The project was launched in April 2015 and collected baseline data through August 2015 (baseline report available). A midline assessment was carried out in April 2016 (assessment report also available). In the first cohort of the project (September 2015 to March 2016), 1080 families were trained, reaching 1080 children.
The second cohort of the project (May - September 2016) will train 540 families, reaching 540 children aged 6 to 24 months old. In the third cohort (September to December 2016), another 540 families and 540 children will be reached. A Value for Money (VfM) analysis of the project will be conducted in September 2016 to inform the nationwide scaling up of the project starting in 2017. The program envisions national expansion with Rwandan government’s initiative Umugoroba w’Ababyeyi (Parents’ Evening).

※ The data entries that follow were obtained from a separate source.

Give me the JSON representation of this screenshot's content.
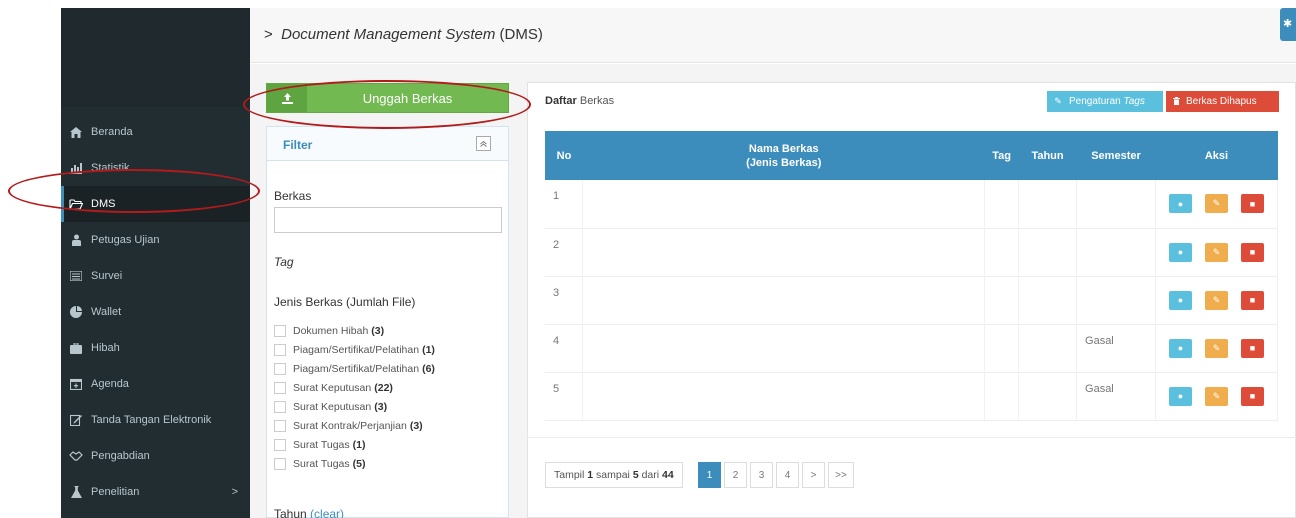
{
  "header": {
    "title_italic": "Document Management System",
    "title_suffix": " (DMS)",
    "breadcrumb_chevron": ">",
    "gear_icon": "gear-icon"
  },
  "sidebar": {
    "items": [
      {
        "label": "Beranda",
        "icon": "home-icon"
      },
      {
        "label": "Statistik",
        "icon": "bar-chart-icon"
      },
      {
        "label": "DMS",
        "icon": "folder-open-icon"
      },
      {
        "label": "Petugas Ujian",
        "icon": "person-icon"
      },
      {
        "label": "Survei",
        "icon": "list-icon"
      },
      {
        "label": "Wallet",
        "icon": "pie-chart-icon"
      },
      {
        "label": "Hibah",
        "icon": "briefcase-icon"
      },
      {
        "label": "Agenda",
        "icon": "calendar-icon"
      },
      {
        "label": "Tanda Tangan Elektronik",
        "icon": "edit-icon"
      },
      {
        "label": "Pengabdian",
        "icon": "handshake-icon"
      },
      {
        "label": "Penelitian",
        "icon": "flask-icon",
        "chevron": ">"
      }
    ],
    "active": "DMS"
  },
  "upload": {
    "label": "Unggah Berkas"
  },
  "filter": {
    "title": "Filter",
    "collapse": "^",
    "berkas_label": "Berkas",
    "tag_label": "Tag",
    "jenis_label": "Jenis Berkas (Jumlah File)",
    "jenis_items": [
      {
        "name": "Dokumen Hibah",
        "count": "(3)"
      },
      {
        "name": "Piagam/Sertifikat/Pelatihan",
        "count": "(1)"
      },
      {
        "name": "Piagam/Sertifikat/Pelatihan",
        "count": "(6)"
      },
      {
        "name": "Surat Keputusan",
        "count": "(22)"
      },
      {
        "name": "Surat Keputusan",
        "count": "(3)"
      },
      {
        "name": "Surat Kontrak/Perjanjian",
        "count": "(3)"
      },
      {
        "name": "Surat Tugas",
        "count": "(1)"
      },
      {
        "name": "Surat Tugas",
        "count": "(5)"
      }
    ],
    "tahun_label": "Tahun",
    "clear_label": "(clear)"
  },
  "main": {
    "daftar_bold": "Daftar",
    "daftar_rest": " Berkas",
    "tags_button": "Pengaturan",
    "tags_button_italic": "Tags",
    "deleted_button": "Berkas Dihapus",
    "columns": {
      "no": "No",
      "nama": "Nama Berkas",
      "jenis": "(Jenis Berkas)",
      "tag": "Tag",
      "tahun": "Tahun",
      "semester": "Semester",
      "aksi": "Aksi"
    },
    "rows": [
      {
        "no": "1",
        "nama": "",
        "tag": "",
        "tahun": "",
        "semester": ""
      },
      {
        "no": "2",
        "nama": "",
        "tag": "",
        "tahun": "",
        "semester": ""
      },
      {
        "no": "3",
        "nama": "",
        "tag": "",
        "tahun": "",
        "semester": ""
      },
      {
        "no": "4",
        "nama": "",
        "tag": "",
        "tahun": "",
        "semester": "Gasal"
      },
      {
        "no": "5",
        "nama": "",
        "tag": "",
        "tahun": "",
        "semester": "Gasal"
      }
    ]
  },
  "pagination": {
    "info_prefix": "Tampil ",
    "from": "1",
    "mid": " sampai ",
    "to": "5",
    "of_text": " dari ",
    "total": "44",
    "pages": [
      "1",
      "2",
      "3",
      "4",
      ">",
      ">>"
    ],
    "active_page": "1"
  },
  "colors": {
    "sidebar_bg": "#222d32",
    "primary": "#3c8dbc",
    "success": "#72b952",
    "danger": "#dd4b39",
    "warning": "#f0ad4e",
    "info": "#5bc0de",
    "annotation": "#b31b1b"
  }
}
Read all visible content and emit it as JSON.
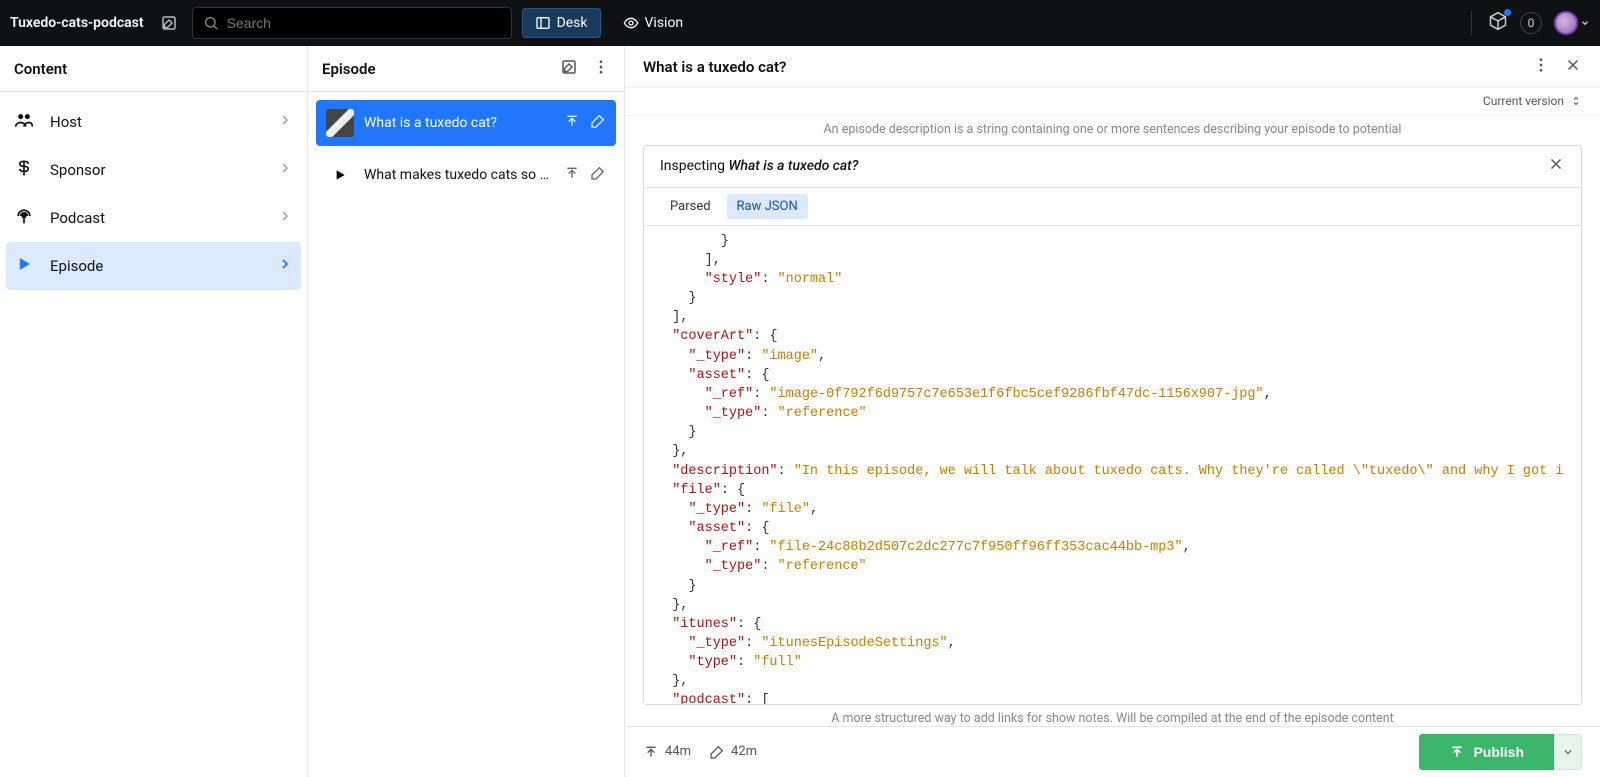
{
  "topbar": {
    "app_title": "Tuxedo-cats-podcast",
    "search_placeholder": "Search",
    "nav_desk": "Desk",
    "nav_vision": "Vision",
    "notif_count": "0"
  },
  "panel1": {
    "title": "Content",
    "items": [
      {
        "label": "Host",
        "icon": "users-icon"
      },
      {
        "label": "Sponsor",
        "icon": "dollar-icon"
      },
      {
        "label": "Podcast",
        "icon": "podcast-icon"
      },
      {
        "label": "Episode",
        "icon": "play-icon"
      }
    ]
  },
  "panel2": {
    "title": "Episode",
    "items": [
      {
        "label": "What is a tuxedo cat?",
        "selected": true
      },
      {
        "label": "What makes tuxedo cats so c…",
        "selected": false
      }
    ]
  },
  "detail": {
    "title": "What is a tuxedo cat?",
    "version_label": "Current version",
    "hint_top": "An episode description is a string containing one or more sentences describing your episode to potential",
    "hint_bottom": "A more structured way to add links for show notes. Will be compiled at the end of the episode content",
    "inspect_prefix": "Inspecting",
    "inspect_target": "What is a tuxedo cat?",
    "tabs": {
      "parsed": "Parsed",
      "raw": "Raw JSON"
    },
    "json_lines": [
      [
        [
          "p",
          "        }"
        ]
      ],
      [
        [
          "p",
          "      ],"
        ]
      ],
      [
        [
          "p",
          "      "
        ],
        [
          "k",
          "\"style\""
        ],
        [
          "p",
          ": "
        ],
        [
          "s",
          "\"normal\""
        ]
      ],
      [
        [
          "p",
          "    }"
        ]
      ],
      [
        [
          "p",
          "  ],"
        ]
      ],
      [
        [
          "p",
          "  "
        ],
        [
          "k",
          "\"coverArt\""
        ],
        [
          "p",
          ": {"
        ]
      ],
      [
        [
          "p",
          "    "
        ],
        [
          "k",
          "\"_type\""
        ],
        [
          "p",
          ": "
        ],
        [
          "s",
          "\"image\""
        ],
        [
          "p",
          ","
        ]
      ],
      [
        [
          "p",
          "    "
        ],
        [
          "k",
          "\"asset\""
        ],
        [
          "p",
          ": {"
        ]
      ],
      [
        [
          "p",
          "      "
        ],
        [
          "k",
          "\"_ref\""
        ],
        [
          "p",
          ": "
        ],
        [
          "s",
          "\"image-0f792f6d9757c7e653e1f6fbc5cef9286fbf47dc-1156x907-jpg\""
        ],
        [
          "p",
          ","
        ]
      ],
      [
        [
          "p",
          "      "
        ],
        [
          "k",
          "\"_type\""
        ],
        [
          "p",
          ": "
        ],
        [
          "s",
          "\"reference\""
        ]
      ],
      [
        [
          "p",
          "    }"
        ]
      ],
      [
        [
          "p",
          "  },"
        ]
      ],
      [
        [
          "p",
          "  "
        ],
        [
          "k",
          "\"description\""
        ],
        [
          "p",
          ": "
        ],
        [
          "s",
          "\"In this episode, we will talk about tuxedo cats. Why they're called \\\"tuxedo\\\" and why I got i"
        ]
      ],
      [
        [
          "p",
          "  "
        ],
        [
          "k",
          "\"file\""
        ],
        [
          "p",
          ": {"
        ]
      ],
      [
        [
          "p",
          "    "
        ],
        [
          "k",
          "\"_type\""
        ],
        [
          "p",
          ": "
        ],
        [
          "s",
          "\"file\""
        ],
        [
          "p",
          ","
        ]
      ],
      [
        [
          "p",
          "    "
        ],
        [
          "k",
          "\"asset\""
        ],
        [
          "p",
          ": {"
        ]
      ],
      [
        [
          "p",
          "      "
        ],
        [
          "k",
          "\"_ref\""
        ],
        [
          "p",
          ": "
        ],
        [
          "s",
          "\"file-24c88b2d507c2dc277c7f950ff96ff353cac44bb-mp3\""
        ],
        [
          "p",
          ","
        ]
      ],
      [
        [
          "p",
          "      "
        ],
        [
          "k",
          "\"_type\""
        ],
        [
          "p",
          ": "
        ],
        [
          "s",
          "\"reference\""
        ]
      ],
      [
        [
          "p",
          "    }"
        ]
      ],
      [
        [
          "p",
          "  },"
        ]
      ],
      [
        [
          "p",
          "  "
        ],
        [
          "k",
          "\"itunes\""
        ],
        [
          "p",
          ": {"
        ]
      ],
      [
        [
          "p",
          "    "
        ],
        [
          "k",
          "\"_type\""
        ],
        [
          "p",
          ": "
        ],
        [
          "s",
          "\"itunesEpisodeSettings\""
        ],
        [
          "p",
          ","
        ]
      ],
      [
        [
          "p",
          "    "
        ],
        [
          "k",
          "\"type\""
        ],
        [
          "p",
          ": "
        ],
        [
          "s",
          "\"full\""
        ]
      ],
      [
        [
          "p",
          "  },"
        ]
      ],
      [
        [
          "p",
          "  "
        ],
        [
          "k",
          "\"podcast\""
        ],
        [
          "p",
          ": ["
        ]
      ]
    ]
  },
  "footer": {
    "published_ago": "44m",
    "edited_ago": "42m",
    "publish_label": "Publish"
  }
}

If proven to be effective in influencing parental behavior and practices, the modality will be adapted for use in parenting sessions for parents with older children. Likewise, to meet the demand for reading materials for these age groups, community engagement activities will follow a similar approach in cooperating with local book seller entrepreneurs.
Monitoring & Evaluation
The Monitoring, Evaluation, Accountability and Learning (MEAL) system helps to measure and demonstrate impact by including mechanisms, processes, and data of the program. The MEAL strategy emphasizes the collection and use of data to support decision-making, accountability, and continuous improvement. The system ensures that programmes are not only monitored and evaluated, but stakeholder opinions are also actively heard and incorporated. Quality of activities is assessed against minimum standards and findings are shared with relevant stakeholders to provide explicit feedback into program decision-making, therefore integrating accountability and learning into the M&E system.
A randomised controlled trial (RCT) is being carried out to find the most cost-effective and scalable model of providing holistic parenting education nationwide.